I mean, there are thing I prefer about it and they both have their pros and cons.  I’m a fan of all genres.  That said, in all genres and all sizes of movies, I like summer tentpoles and ya know, I like really intimate, small independent movies.  I would say that in the best case scenario your really great independent is going to have more psychological complexity than a big studio movie.  But, in general, I think it’s a misnomer that indie means it’s deep and studio means it’s shallow. There are plenty of indie movies that are indie because they’re cheap, not because they’re saying something so provocative or complex.  So, I sort of just want to be part of any interesting filmmaking on any budget, and they both have their perks.  It’s nice to do it in comfort as well and be well compensated, but at the same time it’s nice to have a lot of freedom and again, do interesting and complex stuff in a collaborative environment.  I don’t know… If I pick my ten favorite movies every year, would the majority of them be indies? I don’t know. I suspect, but I’m not sure.  Probably.

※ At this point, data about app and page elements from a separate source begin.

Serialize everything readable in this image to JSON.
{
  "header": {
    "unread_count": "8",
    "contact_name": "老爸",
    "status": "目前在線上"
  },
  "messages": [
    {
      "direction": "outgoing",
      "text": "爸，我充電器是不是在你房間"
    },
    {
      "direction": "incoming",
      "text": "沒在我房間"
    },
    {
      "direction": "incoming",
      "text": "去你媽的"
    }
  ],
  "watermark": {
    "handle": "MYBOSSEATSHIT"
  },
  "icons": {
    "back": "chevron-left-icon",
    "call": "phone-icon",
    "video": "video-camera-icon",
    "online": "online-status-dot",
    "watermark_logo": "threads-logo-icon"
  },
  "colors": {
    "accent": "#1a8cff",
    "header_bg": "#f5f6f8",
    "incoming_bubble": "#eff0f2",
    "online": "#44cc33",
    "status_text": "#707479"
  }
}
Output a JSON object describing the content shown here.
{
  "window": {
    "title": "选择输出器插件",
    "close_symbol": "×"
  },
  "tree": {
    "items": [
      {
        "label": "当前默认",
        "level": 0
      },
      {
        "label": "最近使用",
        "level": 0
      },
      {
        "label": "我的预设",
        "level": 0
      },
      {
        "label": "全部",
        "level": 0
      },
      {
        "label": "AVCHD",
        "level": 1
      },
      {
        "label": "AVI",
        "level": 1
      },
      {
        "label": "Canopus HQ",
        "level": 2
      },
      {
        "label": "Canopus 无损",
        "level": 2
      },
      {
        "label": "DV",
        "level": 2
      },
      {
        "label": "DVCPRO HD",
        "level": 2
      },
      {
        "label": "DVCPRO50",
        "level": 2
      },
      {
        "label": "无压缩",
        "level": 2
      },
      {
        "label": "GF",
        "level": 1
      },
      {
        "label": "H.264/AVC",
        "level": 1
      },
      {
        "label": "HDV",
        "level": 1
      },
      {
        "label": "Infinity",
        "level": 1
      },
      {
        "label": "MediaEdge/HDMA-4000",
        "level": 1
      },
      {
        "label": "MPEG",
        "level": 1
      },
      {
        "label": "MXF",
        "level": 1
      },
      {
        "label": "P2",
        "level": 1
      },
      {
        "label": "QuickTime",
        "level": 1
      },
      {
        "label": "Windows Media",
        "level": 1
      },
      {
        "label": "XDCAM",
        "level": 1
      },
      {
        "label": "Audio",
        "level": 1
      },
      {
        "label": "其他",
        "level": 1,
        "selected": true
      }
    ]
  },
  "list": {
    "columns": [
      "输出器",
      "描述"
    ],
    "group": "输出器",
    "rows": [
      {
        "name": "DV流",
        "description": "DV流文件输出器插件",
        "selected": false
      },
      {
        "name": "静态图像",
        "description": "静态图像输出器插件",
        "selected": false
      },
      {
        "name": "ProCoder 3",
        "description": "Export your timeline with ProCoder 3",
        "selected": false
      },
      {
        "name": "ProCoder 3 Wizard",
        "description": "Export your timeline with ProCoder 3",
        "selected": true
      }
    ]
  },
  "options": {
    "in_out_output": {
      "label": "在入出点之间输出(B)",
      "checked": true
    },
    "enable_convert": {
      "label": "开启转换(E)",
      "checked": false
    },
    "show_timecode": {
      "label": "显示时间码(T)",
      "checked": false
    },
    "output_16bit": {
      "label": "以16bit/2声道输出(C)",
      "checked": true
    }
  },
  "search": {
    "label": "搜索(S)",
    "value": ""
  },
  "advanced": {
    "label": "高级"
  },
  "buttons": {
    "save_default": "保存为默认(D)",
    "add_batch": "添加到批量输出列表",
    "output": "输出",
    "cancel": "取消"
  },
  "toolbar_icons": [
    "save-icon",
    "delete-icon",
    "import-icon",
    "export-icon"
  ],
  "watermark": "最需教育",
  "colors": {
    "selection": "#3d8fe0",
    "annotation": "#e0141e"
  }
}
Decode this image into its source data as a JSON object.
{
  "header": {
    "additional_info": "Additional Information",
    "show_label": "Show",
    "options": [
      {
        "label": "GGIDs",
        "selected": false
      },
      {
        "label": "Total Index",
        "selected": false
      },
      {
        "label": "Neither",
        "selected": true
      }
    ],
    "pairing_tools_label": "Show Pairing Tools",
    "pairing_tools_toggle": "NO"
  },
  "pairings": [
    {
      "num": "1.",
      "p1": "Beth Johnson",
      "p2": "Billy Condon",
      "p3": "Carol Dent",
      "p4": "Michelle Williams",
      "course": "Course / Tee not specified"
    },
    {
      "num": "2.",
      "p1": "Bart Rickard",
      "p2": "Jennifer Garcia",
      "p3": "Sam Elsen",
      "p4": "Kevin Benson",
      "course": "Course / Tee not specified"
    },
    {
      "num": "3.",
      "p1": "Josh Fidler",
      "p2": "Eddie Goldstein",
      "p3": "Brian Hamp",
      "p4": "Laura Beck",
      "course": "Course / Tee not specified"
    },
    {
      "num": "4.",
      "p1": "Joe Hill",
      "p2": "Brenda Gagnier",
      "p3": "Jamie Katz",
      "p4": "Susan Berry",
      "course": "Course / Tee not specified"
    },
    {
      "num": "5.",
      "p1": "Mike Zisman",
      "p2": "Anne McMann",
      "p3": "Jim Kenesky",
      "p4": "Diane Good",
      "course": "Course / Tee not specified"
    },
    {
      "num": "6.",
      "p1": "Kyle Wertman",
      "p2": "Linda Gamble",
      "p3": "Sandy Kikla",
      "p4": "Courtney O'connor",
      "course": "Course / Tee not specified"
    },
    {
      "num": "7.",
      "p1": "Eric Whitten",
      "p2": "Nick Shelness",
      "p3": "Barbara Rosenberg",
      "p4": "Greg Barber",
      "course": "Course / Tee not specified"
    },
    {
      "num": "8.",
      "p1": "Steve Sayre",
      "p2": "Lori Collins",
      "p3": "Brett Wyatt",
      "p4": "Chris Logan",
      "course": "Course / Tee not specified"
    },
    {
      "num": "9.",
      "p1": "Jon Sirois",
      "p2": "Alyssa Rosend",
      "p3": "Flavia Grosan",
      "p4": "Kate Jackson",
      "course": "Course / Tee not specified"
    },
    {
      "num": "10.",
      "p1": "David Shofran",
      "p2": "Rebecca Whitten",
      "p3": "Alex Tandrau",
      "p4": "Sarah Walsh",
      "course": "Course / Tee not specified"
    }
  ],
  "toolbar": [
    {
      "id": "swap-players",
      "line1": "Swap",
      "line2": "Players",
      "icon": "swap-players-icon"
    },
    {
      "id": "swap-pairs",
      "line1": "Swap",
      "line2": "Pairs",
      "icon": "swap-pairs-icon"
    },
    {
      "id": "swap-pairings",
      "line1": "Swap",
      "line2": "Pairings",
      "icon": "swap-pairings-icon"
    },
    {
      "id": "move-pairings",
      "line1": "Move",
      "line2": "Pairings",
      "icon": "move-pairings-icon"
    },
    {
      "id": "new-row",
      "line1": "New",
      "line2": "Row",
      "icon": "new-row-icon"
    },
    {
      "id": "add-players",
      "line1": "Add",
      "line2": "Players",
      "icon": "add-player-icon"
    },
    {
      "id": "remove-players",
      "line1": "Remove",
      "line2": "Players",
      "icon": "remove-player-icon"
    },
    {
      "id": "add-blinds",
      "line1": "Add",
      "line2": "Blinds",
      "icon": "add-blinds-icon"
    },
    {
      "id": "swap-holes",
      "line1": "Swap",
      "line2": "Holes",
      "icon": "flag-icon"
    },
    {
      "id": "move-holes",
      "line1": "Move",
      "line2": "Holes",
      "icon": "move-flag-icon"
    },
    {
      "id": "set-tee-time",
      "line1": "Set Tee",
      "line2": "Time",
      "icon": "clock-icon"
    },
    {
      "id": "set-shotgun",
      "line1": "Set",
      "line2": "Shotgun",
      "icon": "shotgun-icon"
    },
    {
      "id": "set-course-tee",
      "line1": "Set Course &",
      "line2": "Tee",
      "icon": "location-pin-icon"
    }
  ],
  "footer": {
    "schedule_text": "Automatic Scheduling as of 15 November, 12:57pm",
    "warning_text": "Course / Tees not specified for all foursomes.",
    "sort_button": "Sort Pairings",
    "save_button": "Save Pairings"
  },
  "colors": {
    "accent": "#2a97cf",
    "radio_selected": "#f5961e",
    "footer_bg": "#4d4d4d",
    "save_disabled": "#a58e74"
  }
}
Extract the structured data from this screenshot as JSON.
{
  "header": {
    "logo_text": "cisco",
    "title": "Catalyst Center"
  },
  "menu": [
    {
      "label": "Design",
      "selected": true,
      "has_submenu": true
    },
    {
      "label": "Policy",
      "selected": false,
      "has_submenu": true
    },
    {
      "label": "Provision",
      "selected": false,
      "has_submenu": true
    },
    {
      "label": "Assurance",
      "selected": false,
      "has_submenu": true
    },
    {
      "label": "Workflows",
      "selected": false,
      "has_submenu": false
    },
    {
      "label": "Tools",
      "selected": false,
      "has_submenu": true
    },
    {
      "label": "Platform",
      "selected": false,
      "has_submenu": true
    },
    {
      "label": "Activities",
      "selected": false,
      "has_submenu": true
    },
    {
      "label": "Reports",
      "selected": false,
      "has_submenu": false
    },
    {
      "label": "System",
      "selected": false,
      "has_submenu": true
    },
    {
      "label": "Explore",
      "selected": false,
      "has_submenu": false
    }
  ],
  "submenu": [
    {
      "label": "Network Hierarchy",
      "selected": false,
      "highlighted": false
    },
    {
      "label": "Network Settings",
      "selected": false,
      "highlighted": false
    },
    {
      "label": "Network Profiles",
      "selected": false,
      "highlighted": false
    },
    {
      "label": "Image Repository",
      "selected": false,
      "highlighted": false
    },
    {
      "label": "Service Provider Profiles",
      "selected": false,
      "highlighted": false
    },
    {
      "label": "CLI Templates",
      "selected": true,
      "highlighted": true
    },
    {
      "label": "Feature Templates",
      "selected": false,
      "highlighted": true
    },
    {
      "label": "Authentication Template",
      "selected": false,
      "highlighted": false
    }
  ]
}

I have to ask you.  The comic book nerd in me feels compelled to ask you – with all of this talk about a Justice League movie, would you still consider playing the Flash if the opportunity presented itself?

(laughs) Listen, I’m in a position where I don’t have the luxury of choosing what $300 million movies to do and not do. If a budget like that came my way, at this point in my career, I would do it regardless. But, I will say that – and by the way I don’t think it would if only because I don’t think they’d want it to smell in any way, shape or form like the old version which would have been good I might add.  It was a great script, and it was a great director, and I’m not saying it would have changed the world, but that movie would have worked, I will say that.  I’m objective about it and I’m also a critic, I am nothing if not a critic.  I’m telling you that, again, it wouldn’t have changed the world, but that would have been a nice little movie I think, but they [Warner Brothers] just didn’t want to cross their streams with a whole bunch of Batmans in the universe and all the other reasons they didn’t make it. I’m just saying that in an isolated world, that was not a bad movie.  I will say that I don’t have any particular affinity for the Flash.  I grew up reading comic books, and loving them, and I still have a fondness for them.  Although, the older I get the more saturated the marketplace gets, I find the less I care as a whole. That said, of course I’d do it yet, it doesn’t hold a special place in my heart, that character.

 

 

  • adambrodyfan

    Great interview